Cheers. Entertainingly I suspect I've done far more sketching around on loose/slippy terrain than I've done long routes! But we are a team and after a big day on a Big Wall it's best everyone feels comfortable and stays safe We'll plan ahead and then assess as necessary whilst underway, I suspect.
I guess my thinking is that if you are going to bivvy on top of the route anyway you may as well bivvy in the middle of the route instead of this. That will enable you to get to the top by 2pm and get the cable car down. I guarantee that the bivvy in the middle on the South face will be more comfortable and warm than the bivvy at the top on the north face.....even if you find a cave up there.
By doing it this was you could also start the route on the first day in daylight not at 3am. As you will be doing a harder route you are likely to have it to yourself so an early start is not a necessity.
Me and Tom also stayed at a little red bivouc hut on the ridge and found this was a good base for us. In total we spent about a week up and around there. The two huts below the South face were full and this little red hut was a fantastic base. It also meant that we walked down and across to the base of the routes in the morning rather than up to the routes from the hut. It was also free which from our perspective made it brilliant. We were beating people leaving the huts to the routes we did who left at the same time.
On one descent we choose to go down the via ferrata from the mid way cable car station. Just to break up the monotony of the walk. Not a great plan.....it goes on forever.
We also parked at the base of the walk down and then cycled to the start of the route and left bikes in trees. This worked well. Avoided a parking fine and saved the hassle of having to hitch.
Enjoy the trip whatever you do. It is a fantastic mountain. I enjoyed in much more that the Tre Cime area which was a tourist hell by comparison.
> I guess my thinking is that if you are going to bivvy on top of the route anyway you may as well bivvy in the middle of the route instead of this. That will enable you to get to the top by 2pm and get the cable car down. I guarantee that the bivvy in the middle on the South face will be more comfortable and warm than the bivvy at the top on the north face.....even if you find a cave up there.
But. If you wake up to find the weather has turned on the second day and the forecast was wrong, being at the top with an easy descent is a LOT better than being in the middle of the face with no short and easy way out of dodge. Also, starting climbing again after a night on the face feels absolutely grim, though it may be that I'm just a bit of a wimp.
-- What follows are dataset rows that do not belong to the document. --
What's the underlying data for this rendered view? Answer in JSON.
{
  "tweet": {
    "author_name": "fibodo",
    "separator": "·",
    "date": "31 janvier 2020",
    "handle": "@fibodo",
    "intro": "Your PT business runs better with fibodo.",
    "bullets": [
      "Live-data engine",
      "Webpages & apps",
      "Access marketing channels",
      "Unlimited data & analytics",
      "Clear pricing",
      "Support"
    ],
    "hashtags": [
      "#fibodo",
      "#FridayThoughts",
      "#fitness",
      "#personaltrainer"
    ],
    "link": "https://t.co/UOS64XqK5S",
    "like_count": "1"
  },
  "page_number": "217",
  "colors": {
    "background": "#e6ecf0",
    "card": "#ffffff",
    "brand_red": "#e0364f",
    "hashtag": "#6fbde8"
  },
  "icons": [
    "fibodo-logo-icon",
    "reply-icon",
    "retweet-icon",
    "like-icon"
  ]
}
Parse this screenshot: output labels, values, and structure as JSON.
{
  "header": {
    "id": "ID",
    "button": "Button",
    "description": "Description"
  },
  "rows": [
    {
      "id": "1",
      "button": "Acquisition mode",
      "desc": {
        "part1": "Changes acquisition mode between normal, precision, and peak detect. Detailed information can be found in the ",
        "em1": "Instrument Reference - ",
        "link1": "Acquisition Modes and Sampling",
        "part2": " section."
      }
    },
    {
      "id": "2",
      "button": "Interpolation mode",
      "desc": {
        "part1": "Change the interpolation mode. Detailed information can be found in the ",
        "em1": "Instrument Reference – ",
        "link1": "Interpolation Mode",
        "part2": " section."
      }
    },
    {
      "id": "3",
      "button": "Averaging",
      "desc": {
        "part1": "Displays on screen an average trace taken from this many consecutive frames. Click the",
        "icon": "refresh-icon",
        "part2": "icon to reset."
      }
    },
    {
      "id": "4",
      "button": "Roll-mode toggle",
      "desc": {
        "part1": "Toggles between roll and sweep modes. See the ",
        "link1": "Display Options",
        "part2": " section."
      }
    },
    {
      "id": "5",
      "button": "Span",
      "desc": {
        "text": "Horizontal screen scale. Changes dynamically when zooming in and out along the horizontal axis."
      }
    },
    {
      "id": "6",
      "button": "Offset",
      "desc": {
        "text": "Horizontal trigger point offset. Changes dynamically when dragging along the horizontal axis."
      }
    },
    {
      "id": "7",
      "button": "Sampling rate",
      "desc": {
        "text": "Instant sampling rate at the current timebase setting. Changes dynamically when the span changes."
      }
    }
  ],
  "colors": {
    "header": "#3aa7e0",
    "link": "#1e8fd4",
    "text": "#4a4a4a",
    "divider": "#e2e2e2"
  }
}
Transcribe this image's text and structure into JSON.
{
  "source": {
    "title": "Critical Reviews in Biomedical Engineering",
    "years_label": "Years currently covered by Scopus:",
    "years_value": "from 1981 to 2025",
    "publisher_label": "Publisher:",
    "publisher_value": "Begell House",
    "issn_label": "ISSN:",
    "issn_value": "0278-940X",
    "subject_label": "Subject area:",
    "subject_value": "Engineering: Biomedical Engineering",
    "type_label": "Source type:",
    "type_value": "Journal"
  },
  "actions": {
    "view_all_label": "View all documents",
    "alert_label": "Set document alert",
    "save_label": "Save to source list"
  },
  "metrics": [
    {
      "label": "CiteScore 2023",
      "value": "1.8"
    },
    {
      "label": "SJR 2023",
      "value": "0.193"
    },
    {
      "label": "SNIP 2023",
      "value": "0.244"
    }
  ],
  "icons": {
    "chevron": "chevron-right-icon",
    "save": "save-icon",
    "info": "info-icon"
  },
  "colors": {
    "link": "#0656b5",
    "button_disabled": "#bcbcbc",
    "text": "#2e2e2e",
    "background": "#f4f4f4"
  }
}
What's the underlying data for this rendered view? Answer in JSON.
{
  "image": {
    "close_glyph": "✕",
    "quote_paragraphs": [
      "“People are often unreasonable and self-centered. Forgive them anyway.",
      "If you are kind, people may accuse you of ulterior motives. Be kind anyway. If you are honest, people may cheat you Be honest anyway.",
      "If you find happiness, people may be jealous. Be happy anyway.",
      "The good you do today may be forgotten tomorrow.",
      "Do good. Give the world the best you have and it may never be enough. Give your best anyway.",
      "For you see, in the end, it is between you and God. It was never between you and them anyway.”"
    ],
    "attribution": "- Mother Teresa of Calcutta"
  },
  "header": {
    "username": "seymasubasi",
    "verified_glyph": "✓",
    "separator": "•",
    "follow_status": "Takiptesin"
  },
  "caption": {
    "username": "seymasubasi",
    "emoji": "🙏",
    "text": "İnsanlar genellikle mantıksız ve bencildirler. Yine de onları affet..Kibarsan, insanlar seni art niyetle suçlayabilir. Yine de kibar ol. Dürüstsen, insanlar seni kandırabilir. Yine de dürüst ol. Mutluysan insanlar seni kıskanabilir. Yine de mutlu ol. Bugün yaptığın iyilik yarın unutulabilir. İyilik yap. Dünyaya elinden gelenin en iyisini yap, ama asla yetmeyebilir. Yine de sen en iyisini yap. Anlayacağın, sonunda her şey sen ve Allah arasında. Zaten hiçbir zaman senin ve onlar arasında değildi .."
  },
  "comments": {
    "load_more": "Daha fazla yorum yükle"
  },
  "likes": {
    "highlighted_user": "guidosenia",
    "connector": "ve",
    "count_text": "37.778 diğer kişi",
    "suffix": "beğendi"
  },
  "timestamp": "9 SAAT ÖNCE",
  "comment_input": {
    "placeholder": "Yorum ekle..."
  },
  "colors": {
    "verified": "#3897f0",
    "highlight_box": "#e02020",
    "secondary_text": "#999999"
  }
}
(Not saying I can't see your pov though, there are definitely advantages and disadvantages both ways).
Mountaineering Scotland has called for action to be taken against the growing issue of 'dirty camping', which sees irresponsible campers leaving rubbish, fire damage, toilet waste and even tents in their wake.